... where visionaries, game changers, and challengers discuss business models
I'm struggling to think of examples that have created a seamless link between the two, but I think that Zappos.com has come close. By building & promoting its foundation on strong service, the company draws new customers and fosters loyalty.
But even in this case, Zappos relied on marketing channels to create demand using attentive service as its value proposition, so it's probably not entirely accurate to say that customer relationships are the definitive vehicle for demand creation.
Am I on to something, or just rambling??
Maybe more traditional concepts like customer loyalty (repeat purchases), customer lifetime value, share of wallet, up-selling, cross-selling can also help you make the link between relationship and demand/revenue?
In addition you could include "Customer Equity" and what are the key drivers for this. CVM (Customer Value Management" LTV, Barna Equity.. etc... measurement
and Value Equity are all key factor that could be considered. Who are the companys most reliable customers. ie.... 20/80 rule of thumb.

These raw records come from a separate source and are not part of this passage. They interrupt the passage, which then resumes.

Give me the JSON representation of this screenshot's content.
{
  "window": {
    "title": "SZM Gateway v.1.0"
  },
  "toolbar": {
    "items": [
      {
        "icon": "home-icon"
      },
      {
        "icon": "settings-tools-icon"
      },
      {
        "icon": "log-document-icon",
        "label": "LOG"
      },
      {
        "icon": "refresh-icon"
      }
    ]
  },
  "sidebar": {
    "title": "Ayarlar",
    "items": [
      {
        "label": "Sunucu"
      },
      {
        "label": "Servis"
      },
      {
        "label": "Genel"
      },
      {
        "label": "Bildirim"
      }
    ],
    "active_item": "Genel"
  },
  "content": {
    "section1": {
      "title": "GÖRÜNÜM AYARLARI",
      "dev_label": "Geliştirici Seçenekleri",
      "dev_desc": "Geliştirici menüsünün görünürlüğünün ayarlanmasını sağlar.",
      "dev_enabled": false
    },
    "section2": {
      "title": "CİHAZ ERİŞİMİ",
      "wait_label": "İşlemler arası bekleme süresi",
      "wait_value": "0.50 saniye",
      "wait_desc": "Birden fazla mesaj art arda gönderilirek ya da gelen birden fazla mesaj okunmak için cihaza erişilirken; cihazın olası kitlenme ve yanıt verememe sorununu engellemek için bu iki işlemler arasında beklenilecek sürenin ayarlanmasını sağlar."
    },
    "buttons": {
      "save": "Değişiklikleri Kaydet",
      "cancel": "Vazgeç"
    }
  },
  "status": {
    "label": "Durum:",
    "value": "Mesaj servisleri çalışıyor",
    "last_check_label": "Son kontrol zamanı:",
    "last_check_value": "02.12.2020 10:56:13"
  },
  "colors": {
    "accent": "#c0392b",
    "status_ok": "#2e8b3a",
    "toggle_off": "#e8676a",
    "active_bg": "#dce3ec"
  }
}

See "Customer Equity: building and managing relationships as valuable assetsBy Robert C. Blattberg, Gary Getz, Jacquelyn S. Thomas
The customer relationship is often the perception of the supply side and requires verification. The customer will increase demand if his issues are 1.listened to 2. acknowledged in a non defensive manner 3. action taken to provide solutions to his issues.
Organisations that have open discussions with customers and undertake customer surveys that are acted upon positively generally create better demand.
Any model where customers are provided with solutions not problems and where there is a strong 2 way communication will drive demand.
Wouldn't this very community, BMI Hub, be a good example of implementing customer relationship. However, I'm not sure if it is more about customer retention and referral than demand creation. Alex, what would be your experience on this?